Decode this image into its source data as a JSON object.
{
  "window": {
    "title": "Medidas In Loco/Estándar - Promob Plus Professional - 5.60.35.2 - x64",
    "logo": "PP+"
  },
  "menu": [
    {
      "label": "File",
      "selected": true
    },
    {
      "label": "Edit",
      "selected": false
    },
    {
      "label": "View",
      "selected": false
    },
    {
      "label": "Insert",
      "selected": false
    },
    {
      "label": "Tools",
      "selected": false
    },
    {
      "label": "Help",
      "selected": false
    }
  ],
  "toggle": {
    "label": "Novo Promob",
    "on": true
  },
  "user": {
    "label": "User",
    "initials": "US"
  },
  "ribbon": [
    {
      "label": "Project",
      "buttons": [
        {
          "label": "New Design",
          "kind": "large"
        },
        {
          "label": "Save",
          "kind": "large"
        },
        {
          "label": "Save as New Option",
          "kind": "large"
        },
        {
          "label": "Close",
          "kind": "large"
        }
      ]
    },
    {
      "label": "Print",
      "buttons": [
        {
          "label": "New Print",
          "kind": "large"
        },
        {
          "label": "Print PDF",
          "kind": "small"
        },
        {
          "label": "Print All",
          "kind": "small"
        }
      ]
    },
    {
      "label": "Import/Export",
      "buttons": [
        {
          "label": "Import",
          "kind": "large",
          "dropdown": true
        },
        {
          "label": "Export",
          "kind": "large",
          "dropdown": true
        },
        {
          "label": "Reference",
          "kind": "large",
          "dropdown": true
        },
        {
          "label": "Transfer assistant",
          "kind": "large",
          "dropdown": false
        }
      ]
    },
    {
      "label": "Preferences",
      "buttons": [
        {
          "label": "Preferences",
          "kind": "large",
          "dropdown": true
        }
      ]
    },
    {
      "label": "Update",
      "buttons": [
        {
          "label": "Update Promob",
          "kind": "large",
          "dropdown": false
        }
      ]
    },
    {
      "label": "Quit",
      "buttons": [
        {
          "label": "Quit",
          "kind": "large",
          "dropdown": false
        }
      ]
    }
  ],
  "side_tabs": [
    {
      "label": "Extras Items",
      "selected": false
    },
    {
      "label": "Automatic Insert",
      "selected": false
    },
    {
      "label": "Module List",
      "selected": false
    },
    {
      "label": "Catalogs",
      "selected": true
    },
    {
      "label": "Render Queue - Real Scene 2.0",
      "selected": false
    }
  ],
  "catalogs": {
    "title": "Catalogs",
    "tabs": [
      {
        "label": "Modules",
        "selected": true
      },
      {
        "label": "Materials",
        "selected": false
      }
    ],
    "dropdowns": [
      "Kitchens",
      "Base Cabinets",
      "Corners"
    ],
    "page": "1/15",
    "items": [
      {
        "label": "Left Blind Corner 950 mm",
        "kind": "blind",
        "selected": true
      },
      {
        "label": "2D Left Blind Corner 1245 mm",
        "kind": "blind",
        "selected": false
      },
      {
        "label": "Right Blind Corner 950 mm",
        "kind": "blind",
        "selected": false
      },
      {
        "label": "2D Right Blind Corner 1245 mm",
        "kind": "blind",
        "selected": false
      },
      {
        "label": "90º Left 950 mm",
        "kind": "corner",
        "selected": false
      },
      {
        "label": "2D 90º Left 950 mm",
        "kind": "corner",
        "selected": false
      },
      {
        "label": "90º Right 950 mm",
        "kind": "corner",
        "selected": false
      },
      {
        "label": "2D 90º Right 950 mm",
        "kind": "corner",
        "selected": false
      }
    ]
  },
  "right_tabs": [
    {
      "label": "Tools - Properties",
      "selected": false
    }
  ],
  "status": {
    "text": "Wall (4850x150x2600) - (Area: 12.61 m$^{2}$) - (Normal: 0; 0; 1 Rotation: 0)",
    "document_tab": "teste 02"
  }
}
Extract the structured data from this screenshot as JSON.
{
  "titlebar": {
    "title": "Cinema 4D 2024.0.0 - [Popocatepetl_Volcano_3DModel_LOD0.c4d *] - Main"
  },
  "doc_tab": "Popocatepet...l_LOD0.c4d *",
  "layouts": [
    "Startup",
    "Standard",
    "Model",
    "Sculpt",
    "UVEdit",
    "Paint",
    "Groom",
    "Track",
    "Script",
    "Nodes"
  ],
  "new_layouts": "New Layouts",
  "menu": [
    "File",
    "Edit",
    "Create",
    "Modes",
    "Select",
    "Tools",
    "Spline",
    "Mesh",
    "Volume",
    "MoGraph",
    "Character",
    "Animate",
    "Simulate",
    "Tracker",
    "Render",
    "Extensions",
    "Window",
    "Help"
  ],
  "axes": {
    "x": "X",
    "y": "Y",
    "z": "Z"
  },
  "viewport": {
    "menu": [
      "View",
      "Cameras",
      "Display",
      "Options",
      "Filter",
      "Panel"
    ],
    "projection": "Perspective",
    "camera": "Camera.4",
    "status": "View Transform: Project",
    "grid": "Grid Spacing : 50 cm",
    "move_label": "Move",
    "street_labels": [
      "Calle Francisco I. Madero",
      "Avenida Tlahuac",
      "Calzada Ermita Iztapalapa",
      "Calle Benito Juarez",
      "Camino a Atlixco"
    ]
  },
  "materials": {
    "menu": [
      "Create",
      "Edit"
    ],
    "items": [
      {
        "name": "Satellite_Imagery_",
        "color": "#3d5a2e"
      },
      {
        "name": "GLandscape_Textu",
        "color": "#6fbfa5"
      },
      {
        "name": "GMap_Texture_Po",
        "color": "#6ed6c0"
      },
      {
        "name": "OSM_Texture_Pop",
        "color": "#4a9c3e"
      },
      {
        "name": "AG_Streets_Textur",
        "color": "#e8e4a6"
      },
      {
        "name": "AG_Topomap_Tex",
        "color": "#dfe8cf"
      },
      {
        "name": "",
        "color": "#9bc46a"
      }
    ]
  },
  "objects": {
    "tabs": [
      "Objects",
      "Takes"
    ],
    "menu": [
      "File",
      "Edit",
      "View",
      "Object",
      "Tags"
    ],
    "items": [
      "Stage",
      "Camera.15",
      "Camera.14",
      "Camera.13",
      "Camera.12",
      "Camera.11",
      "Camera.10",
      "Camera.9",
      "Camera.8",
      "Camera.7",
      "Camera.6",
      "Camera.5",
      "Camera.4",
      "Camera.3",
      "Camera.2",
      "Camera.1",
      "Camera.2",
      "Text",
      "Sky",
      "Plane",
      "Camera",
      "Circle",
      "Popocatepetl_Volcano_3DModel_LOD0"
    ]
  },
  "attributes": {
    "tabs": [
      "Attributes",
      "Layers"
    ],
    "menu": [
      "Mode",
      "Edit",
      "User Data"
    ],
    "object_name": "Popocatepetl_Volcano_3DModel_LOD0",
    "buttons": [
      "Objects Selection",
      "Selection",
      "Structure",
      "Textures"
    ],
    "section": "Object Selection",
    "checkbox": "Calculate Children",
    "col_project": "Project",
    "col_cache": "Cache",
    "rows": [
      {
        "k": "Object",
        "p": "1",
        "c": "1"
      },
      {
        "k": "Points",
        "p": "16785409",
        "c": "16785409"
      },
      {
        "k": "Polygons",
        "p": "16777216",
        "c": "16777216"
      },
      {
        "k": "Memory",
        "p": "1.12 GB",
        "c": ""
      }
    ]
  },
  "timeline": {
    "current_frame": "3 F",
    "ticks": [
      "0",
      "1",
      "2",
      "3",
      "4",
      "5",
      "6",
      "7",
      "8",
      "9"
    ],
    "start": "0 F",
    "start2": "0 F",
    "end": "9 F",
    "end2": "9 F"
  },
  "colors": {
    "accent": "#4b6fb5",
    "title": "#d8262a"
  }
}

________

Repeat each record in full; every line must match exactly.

## TASK RESULT
Decode this image into its source data as a JSON object.
{
  "window": {
    "title": "Medidas In Loco/Estándar - Promob Plus Professional - 5.60.35.2 - x64",
    "logo": "PP+"
  },
  "menu": [
    {
      "label": "File",
      "selected": true
    },
    {
      "label": "Edit",
      "selected": false
    },
    {
      "label": "View",
      "selected": false
    },
    {
      "label": "Insert",
      "selected": false
    },
    {
      "label": "Tools",
      "selected": false
    },
    {
      "label": "Help",
      "selected": false
    }
  ],
  "toggle": {
    "label": "Novo Promob",
    "on": true
  },
  "user": {
    "label": "User",
    "initials": "US"
  },
  "ribbon": [
    {
      "label": "Project",
      "buttons": [
        {
          "label": "New Design",
          "kind": "large"
        },
        {
          "label": "Save",
          "kind": "large"
        },
        {
          "label": "Save as New Option",
          "kind": "large"
        },
        {
          "label": "Close",
          "kind": "large"
        }
      ]
    },
    {
      "label": "Print",
      "buttons": [
        {
          "label": "New Print",
          "kind": "large"
        },
        {
          "label": "Print PDF",
          "kind": "small"
        },
        {
          "label": "Print All",
          "kind": "small"
        }
      ]
    },
    {
      "label": "Import/Export",
      "buttons": [
        {
          "label": "Import",
          "kind": "large",
          "dropdown": true
        },
        {
          "label": "Export",
          "kind": "large",
          "dropdown": true
        },
        {
          "label": "Reference",
          "kind": "large",
          "dropdown": true
        },
        {
          "label": "Transfer assistant",
          "kind": "large",
          "dropdown": false
        }
      ]
    },
    {
      "label": "Preferences",
      "buttons": [
        {
          "label": "Preferences",
          "kind": "large",
          "dropdown": true
        }
      ]
    },
    {
      "label": "Update",
      "buttons": [
        {
          "label": "Update Promob",
          "kind": "large",
          "dropdown": false
        }
      ]
    },
    {
      "label": "Quit",
      "buttons": [
        {
          "label": "Quit",
          "kind": "large",
          "dropdown": false
        }
      ]
    }
  ],
  "side_tabs": [
    {
      "label": "Extras Items",
      "selected": false
    },
    {
      "label": "Automatic Insert",
      "selected": false
    },
    {
      "label": "Module List",
      "selected": false
    },
    {
      "label": "Catalogs",
      "selected": true
    },
    {
      "label": "Render Queue - Real Scene 2.0",
      "selected": false
    }
  ],
  "catalogs": {
    "title": "Catalogs",
    "tabs": [
      {
        "label": "Modules",
        "selected": true
      },
      {
        "label": "Materials",
        "selected": false
      }
    ],
    "dropdowns": [
      "Kitchens",
      "Base Cabinets",
      "Corners"
    ],
    "page": "1/15",
    "items": [
      {
        "label": "Left Blind Corner 950 mm",
        "kind": "blind",
        "selected": true
      },
      {
        "label": "2D Left Blind Corner 1245 mm",
        "kind": "blind",
        "selected": false
      },
      {
        "label": "Right Blind Corner 950 mm",
        "kind": "blind",
        "selected": false
      },
      {
        "label": "2D Right Blind Corner 1245 mm",
        "kind": "blind",
        "selected": false
      },
      {
        "label": "90º Left 950 mm",
        "kind": "corner",
        "selected": false
      },
      {
        "label": "2D 90º Left 950 mm",
        "kind": "corner",
        "selected": false
      },
      {
        "label": "90º Right 950 mm",
        "kind": "corner",
        "selected": false
      },
      {
        "label": "2D 90º Right 950 mm",
        "kind": "corner",
        "selected": false
      }
    ]
  },
  "right_tabs": [
    {
      "label": "Tools - Properties",
      "selected": false
    }
  ],
  "status": {
    "text": "Wall (4850x150x2600) - (Area: 12.61 m$^{2}$) - (Normal: 0; 0; 1 Rotation: 0)",
    "document_tab": "teste 02"
  }
}
Extract the structured data from this screenshot as JSON.
{
  "titlebar": {
    "title": "Cinema 4D 2024.0.0 - [Popocatepetl_Volcano_3DModel_LOD0.c4d *] - Main"
  },
  "doc_tab": "Popocatepet...l_LOD0.c4d *",
  "layouts": [
    "Startup",
    "Standard",
    "Model",
    "Sculpt",
    "UVEdit",
    "Paint",
    "Groom",
    "Track",
    "Script",
    "Nodes"
  ],
  "new_layouts": "New Layouts",
  "menu": [
    "File",
    "Edit",
    "Create",
    "Modes",
    "Select",
    "Tools",
    "Spline",
    "Mesh",
    "Volume",
    "MoGraph",
    "Character",
    "Animate",
    "Simulate",
    "Tracker",
    "Render",
    "Extensions",
    "Window",
    "Help"
  ],
  "axes": {
    "x": "X",
    "y": "Y",
    "z": "Z"
  },
  "viewport": {
    "menu": [
      "View",
      "Cameras",
      "Display",
      "Options",
      "Filter",
      "Panel"
    ],
    "projection": "Perspective",
    "camera": "Camera.4",
    "status": "View Transform: Project",
    "grid": "Grid Spacing : 50 cm",
    "move_label": "Move",
    "street_labels": [
      "Calle Francisco I. Madero",
      "Avenida Tlahuac",
      "Calzada Ermita Iztapalapa",
      "Calle Benito Juarez",
      "Camino a Atlixco"
    ]
  },
  "materials": {
    "menu": [
      "Create",
      "Edit"
    ],
    "items": [
      {
        "name": "Satellite_Imagery_",
        "color": "#3d5a2e"
      },
      {
        "name": "GLandscape_Textu",
        "color": "#6fbfa5"
      },
      {
        "name": "GMap_Texture_Po",
        "color": "#6ed6c0"
      },
      {
        "name": "OSM_Texture_Pop",
        "color": "#4a9c3e"
      },
      {
        "name": "AG_Streets_Textur",
        "color": "#e8e4a6"
      },
      {
        "name": "AG_Topomap_Tex",
        "color": "#dfe8cf"
      },
      {
        "name": "",
        "color": "#9bc46a"
      }
    ]
  },
  "objects": {
    "tabs": [
      "Objects",
      "Takes"
    ],
    "menu": [
      "File",
      "Edit",
      "View",
      "Object",
      "Tags"
    ],
    "items": [
      "Stage",
      "Camera.15",
      "Camera.14",
      "Camera.13",
      "Camera.12",
      "Camera.11",
      "Camera.10",
      "Camera.9",
      "Camera.8",
      "Camera.7",
      "Camera.6",
      "Camera.5",
      "Camera.4",
      "Camera.3",
      "Camera.2",
      "Camera.1",
      "Camera.2",
      "Text",
      "Sky",
      "Plane",
      "Camera",
      "Circle",
      "Popocatepetl_Volcano_3DModel_LOD0"
    ]
  },
  "attributes": {
    "tabs": [
      "Attributes",
      "Layers"
    ],
    "menu": [
      "Mode",
      "Edit",
      "User Data"
    ],
    "object_name": "Popocatepetl_Volcano_3DModel_LOD0",
    "buttons": [
      "Objects Selection",
      "Selection",
      "Structure",
      "Textures"
    ],
    "section": "Object Selection",
    "checkbox": "Calculate Children",
    "col_project": "Project",
    "col_cache": "Cache",
    "rows": [
      {
        "k": "Object",
        "p": "1",
        "c": "1"
      },
      {
        "k": "Points",
        "p": "16785409",
        "c": "16785409"
      },
      {
        "k": "Polygons",
        "p": "16777216",
        "c": "16777216"
      },
      {
        "k": "Memory",
        "p": "1.12 GB",
        "c": ""
      }
    ]
  },
  "timeline": {
    "current_frame": "3 F",
    "ticks": [
      "0",
      "1",
      "2",
      "3",
      "4",
      "5",
      "6",
      "7",
      "8",
      "9"
    ],
    "start": "0 F",
    "start2": "0 F",
    "end": "9 F",
    "end2": "9 F"
  },
  "colors": {
    "accent": "#4b6fb5",
    "title": "#d8262a"
  }
}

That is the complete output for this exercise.